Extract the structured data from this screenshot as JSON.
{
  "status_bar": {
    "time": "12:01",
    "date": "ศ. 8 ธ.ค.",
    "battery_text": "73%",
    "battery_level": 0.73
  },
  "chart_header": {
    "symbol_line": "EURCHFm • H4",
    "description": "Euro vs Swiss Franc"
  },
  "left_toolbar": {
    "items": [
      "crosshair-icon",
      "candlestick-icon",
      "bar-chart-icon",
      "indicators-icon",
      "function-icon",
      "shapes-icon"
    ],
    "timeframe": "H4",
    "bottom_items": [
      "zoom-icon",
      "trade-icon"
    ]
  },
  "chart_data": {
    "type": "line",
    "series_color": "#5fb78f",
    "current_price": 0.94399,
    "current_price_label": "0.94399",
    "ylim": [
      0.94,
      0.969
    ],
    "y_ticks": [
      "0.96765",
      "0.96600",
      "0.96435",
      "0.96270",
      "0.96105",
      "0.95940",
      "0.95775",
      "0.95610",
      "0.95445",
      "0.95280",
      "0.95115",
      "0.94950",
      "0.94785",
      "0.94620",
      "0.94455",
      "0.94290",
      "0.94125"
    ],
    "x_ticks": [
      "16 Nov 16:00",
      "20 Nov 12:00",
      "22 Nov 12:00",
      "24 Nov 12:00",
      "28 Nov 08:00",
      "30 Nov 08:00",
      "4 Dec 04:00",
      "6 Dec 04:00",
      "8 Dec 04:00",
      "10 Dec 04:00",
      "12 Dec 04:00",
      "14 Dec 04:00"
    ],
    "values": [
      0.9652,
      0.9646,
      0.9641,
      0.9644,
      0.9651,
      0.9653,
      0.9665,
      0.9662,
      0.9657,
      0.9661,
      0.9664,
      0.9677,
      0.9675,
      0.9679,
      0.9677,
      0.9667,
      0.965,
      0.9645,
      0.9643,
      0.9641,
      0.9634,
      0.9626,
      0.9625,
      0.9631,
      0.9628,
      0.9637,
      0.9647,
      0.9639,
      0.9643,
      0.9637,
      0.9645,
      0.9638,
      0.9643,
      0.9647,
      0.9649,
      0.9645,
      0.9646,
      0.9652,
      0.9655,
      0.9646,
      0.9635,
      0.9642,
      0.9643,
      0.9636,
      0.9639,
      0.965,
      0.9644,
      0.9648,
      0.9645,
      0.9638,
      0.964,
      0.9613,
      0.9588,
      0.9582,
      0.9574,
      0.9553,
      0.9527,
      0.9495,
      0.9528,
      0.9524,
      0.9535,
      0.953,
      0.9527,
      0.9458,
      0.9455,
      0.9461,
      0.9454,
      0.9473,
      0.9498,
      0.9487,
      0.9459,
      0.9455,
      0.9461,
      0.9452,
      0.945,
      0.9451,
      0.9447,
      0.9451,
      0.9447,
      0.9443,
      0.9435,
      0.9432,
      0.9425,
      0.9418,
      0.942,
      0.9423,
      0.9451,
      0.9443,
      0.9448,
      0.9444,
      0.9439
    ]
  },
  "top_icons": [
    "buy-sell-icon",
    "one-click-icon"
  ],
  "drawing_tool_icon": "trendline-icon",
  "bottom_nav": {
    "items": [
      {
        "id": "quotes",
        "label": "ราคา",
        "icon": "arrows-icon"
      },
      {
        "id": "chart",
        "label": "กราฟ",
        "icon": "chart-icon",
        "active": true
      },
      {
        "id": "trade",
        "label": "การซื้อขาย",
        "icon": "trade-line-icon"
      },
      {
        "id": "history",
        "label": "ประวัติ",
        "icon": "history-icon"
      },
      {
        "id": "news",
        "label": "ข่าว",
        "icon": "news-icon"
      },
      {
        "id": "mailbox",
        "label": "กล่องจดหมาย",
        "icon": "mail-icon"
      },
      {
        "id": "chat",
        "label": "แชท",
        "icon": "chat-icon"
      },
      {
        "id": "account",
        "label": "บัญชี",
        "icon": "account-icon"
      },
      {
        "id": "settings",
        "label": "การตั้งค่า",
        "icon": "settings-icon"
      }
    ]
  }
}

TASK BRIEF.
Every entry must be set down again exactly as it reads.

RESPONSE AREA.
Extract the structured data from this screenshot as JSON.
{
  "status_bar": {
    "time": "12:01",
    "date": "ศ. 8 ธ.ค.",
    "battery_text": "73%",
    "battery_level": 0.73
  },
  "chart_header": {
    "symbol_line": "EURCHFm • H4",
    "description": "Euro vs Swiss Franc"
  },
  "left_toolbar": {
    "items": [
      "crosshair-icon",
      "candlestick-icon",
      "bar-chart-icon",
      "indicators-icon",
      "function-icon",
      "shapes-icon"
    ],
    "timeframe": "H4",
    "bottom_items": [
      "zoom-icon",
      "trade-icon"
    ]
  },
  "chart_data": {
    "type": "line",
    "series_color": "#5fb78f",
    "current_price": 0.94399,
    "current_price_label": "0.94399",
    "ylim": [
      0.94,
      0.969
    ],
    "y_ticks": [
      "0.96765",
      "0.96600",
      "0.96435",
      "0.96270",
      "0.96105",
      "0.95940",
      "0.95775",
      "0.95610",
      "0.95445",
      "0.95280",
      "0.95115",
      "0.94950",
      "0.94785",
      "0.94620",
      "0.94455",
      "0.94290",
      "0.94125"
    ],
    "x_ticks": [
      "16 Nov 16:00",
      "20 Nov 12:00",
      "22 Nov 12:00",
      "24 Nov 12:00",
      "28 Nov 08:00",
      "30 Nov 08:00",
      "4 Dec 04:00",
      "6 Dec 04:00",
      "8 Dec 04:00",
      "10 Dec 04:00",
      "12 Dec 04:00",
      "14 Dec 04:00"
    ],
    "values": [
      0.9652,
      0.9646,
      0.9641,
      0.9644,
      0.9651,
      0.9653,
      0.9665,
      0.9662,
      0.9657,
      0.9661,
      0.9664,
      0.9677,
      0.9675,
      0.9679,
      0.9677,
      0.9667,
      0.965,
      0.9645,
      0.9643,
      0.9641,
      0.9634,
      0.9626,
      0.9625,
      0.9631,
      0.9628,
      0.9637,
      0.9647,
      0.9639,
      0.9643,
      0.9637,
      0.9645,
      0.9638,
      0.9643,
      0.9647,
      0.9649,
      0.9645,
      0.9646,
      0.9652,
      0.9655,
      0.9646,
      0.9635,
      0.9642,
      0.9643,
      0.9636,
      0.9639,
      0.965,
      0.9644,
      0.9648,
      0.9645,
      0.9638,
      0.964,
      0.9613,
      0.9588,
      0.9582,
      0.9574,
      0.9553,
      0.9527,
      0.9495,
      0.9528,
      0.9524,
      0.9535,
      0.953,
      0.9527,
      0.9458,
      0.9455,
      0.9461,
      0.9454,
      0.9473,
      0.9498,
      0.9487,
      0.9459,
      0.9455,
      0.9461,
      0.9452,
      0.945,
      0.9451,
      0.9447,
      0.9451,
      0.9447,
      0.9443,
      0.9435,
      0.9432,
      0.9425,
      0.9418,
      0.942,
      0.9423,
      0.9451,
      0.9443,
      0.9448,
      0.9444,
      0.9439
    ]
  },
  "top_icons": [
    "buy-sell-icon",
    "one-click-icon"
  ],
  "drawing_tool_icon": "trendline-icon",
  "bottom_nav": {
    "items": [
      {
        "id": "quotes",
        "label": "ราคา",
        "icon": "arrows-icon"
      },
      {
        "id": "chart",
        "label": "กราฟ",
        "icon": "chart-icon",
        "active": true
      },
      {
        "id": "trade",
        "label": "การซื้อขาย",
        "icon": "trade-line-icon"
      },
      {
        "id": "history",
        "label": "ประวัติ",
        "icon": "history-icon"
      },
      {
        "id": "news",
        "label": "ข่าว",
        "icon": "news-icon"
      },
      {
        "id": "mailbox",
        "label": "กล่องจดหมาย",
        "icon": "mail-icon"
      },
      {
        "id": "chat",
        "label": "แชท",
        "icon": "chat-icon"
      },
      {
        "id": "account",
        "label": "บัญชี",
        "icon": "account-icon"
      },
      {
        "id": "settings",
        "label": "การตั้งค่า",
        "icon": "settings-icon"
      }
    ]
  }
}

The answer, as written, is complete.